§ TASK ITEM:
Lift out each line of the data that holds "counter".

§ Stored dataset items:
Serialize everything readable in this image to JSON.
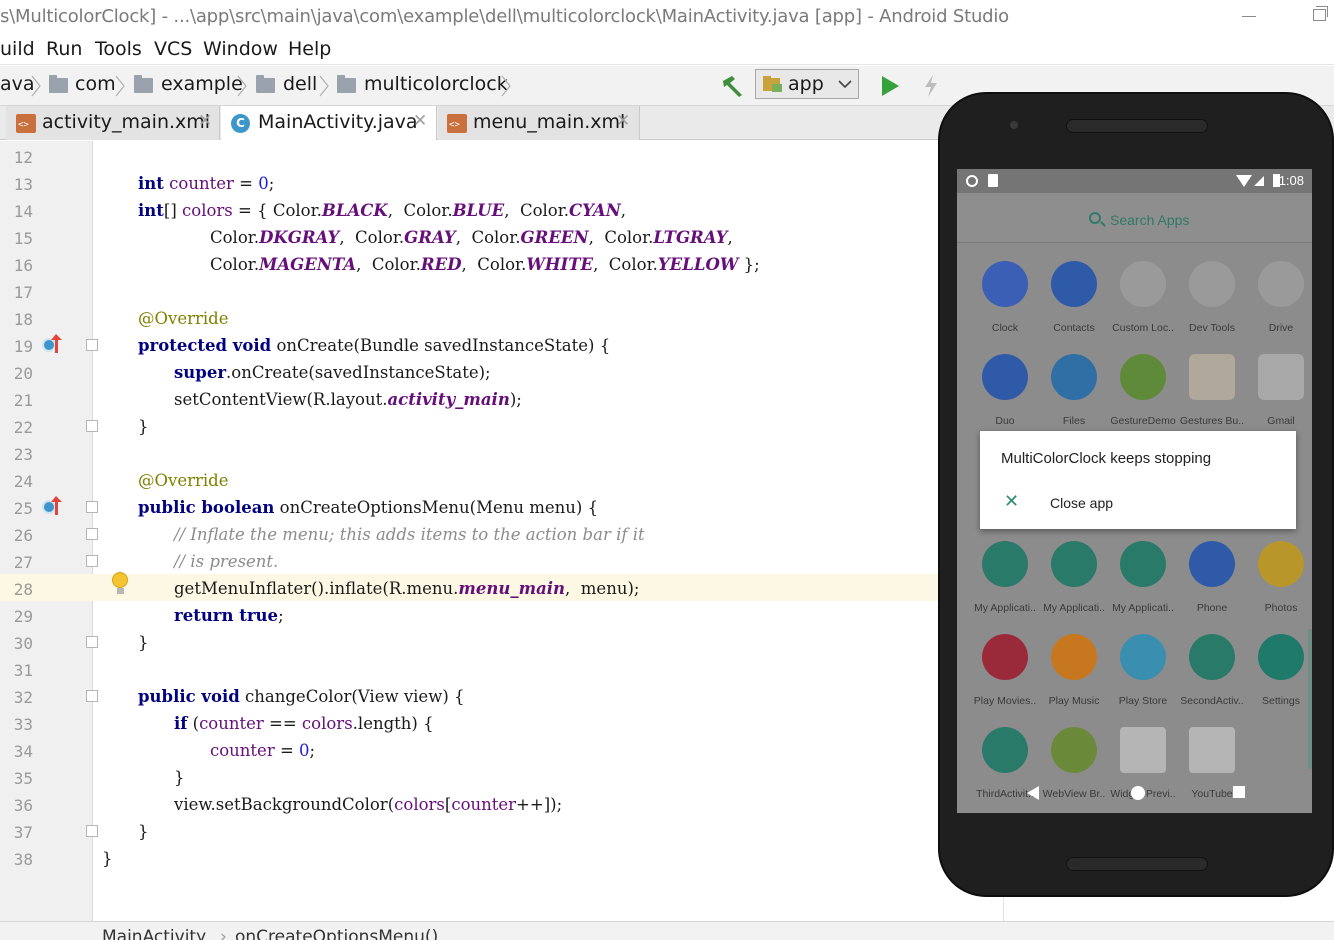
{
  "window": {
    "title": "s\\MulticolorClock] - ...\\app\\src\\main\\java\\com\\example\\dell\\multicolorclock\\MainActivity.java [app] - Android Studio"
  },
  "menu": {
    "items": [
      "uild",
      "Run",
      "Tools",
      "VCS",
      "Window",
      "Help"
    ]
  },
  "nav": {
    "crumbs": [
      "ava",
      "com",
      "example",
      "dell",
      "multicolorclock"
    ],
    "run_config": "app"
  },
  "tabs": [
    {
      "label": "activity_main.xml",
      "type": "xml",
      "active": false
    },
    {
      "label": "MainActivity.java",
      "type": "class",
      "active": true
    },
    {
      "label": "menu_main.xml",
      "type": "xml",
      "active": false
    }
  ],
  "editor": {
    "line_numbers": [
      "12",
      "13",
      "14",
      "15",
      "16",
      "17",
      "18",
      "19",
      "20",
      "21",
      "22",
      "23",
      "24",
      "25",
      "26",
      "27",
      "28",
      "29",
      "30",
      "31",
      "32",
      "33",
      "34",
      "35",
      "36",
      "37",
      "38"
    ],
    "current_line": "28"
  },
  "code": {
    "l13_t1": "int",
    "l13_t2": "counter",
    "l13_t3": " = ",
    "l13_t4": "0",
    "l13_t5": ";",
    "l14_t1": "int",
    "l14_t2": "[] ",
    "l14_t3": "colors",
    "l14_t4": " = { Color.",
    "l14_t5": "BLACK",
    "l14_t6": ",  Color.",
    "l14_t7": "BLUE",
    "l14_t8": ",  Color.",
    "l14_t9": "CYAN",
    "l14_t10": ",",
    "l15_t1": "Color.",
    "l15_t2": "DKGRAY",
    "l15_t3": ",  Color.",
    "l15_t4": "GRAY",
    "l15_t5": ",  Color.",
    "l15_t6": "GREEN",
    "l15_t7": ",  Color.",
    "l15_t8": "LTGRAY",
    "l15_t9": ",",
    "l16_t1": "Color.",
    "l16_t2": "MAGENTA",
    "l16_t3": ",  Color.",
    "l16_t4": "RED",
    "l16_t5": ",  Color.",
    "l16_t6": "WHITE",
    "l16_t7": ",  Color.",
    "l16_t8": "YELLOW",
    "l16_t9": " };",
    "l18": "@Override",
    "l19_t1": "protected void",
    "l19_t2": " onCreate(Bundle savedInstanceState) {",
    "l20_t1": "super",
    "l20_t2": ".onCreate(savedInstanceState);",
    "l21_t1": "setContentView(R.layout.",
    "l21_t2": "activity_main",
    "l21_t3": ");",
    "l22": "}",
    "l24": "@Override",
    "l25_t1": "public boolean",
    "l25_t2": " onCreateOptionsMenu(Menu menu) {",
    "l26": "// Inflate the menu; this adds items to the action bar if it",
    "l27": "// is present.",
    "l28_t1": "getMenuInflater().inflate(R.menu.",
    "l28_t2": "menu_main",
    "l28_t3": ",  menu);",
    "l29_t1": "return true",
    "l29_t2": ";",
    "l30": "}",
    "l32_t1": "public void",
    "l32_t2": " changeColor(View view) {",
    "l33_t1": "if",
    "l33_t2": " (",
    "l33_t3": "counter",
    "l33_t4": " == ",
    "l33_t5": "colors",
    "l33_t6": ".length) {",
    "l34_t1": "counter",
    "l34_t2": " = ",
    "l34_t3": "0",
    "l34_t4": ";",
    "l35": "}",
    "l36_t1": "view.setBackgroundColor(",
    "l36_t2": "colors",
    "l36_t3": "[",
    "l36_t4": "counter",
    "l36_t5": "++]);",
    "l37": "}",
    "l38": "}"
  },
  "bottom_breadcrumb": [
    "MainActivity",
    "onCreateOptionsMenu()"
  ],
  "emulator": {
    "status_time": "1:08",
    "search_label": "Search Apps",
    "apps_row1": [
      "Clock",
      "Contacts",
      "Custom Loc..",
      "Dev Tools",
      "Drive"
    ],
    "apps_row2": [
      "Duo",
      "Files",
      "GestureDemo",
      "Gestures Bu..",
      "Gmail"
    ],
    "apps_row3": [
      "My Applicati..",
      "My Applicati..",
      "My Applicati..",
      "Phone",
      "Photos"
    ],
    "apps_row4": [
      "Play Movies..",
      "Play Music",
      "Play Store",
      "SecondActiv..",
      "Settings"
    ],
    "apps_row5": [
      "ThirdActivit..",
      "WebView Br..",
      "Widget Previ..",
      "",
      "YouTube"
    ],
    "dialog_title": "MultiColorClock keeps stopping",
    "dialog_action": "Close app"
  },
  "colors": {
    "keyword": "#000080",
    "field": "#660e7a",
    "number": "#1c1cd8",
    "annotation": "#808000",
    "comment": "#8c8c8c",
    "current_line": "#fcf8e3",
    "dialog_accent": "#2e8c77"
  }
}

§ ANSWER TO THIS TASK:
    "l13_t2": "counter",
    "l33_t3": "counter",
    "l34_t1": "counter",
    "l36_t4": "counter",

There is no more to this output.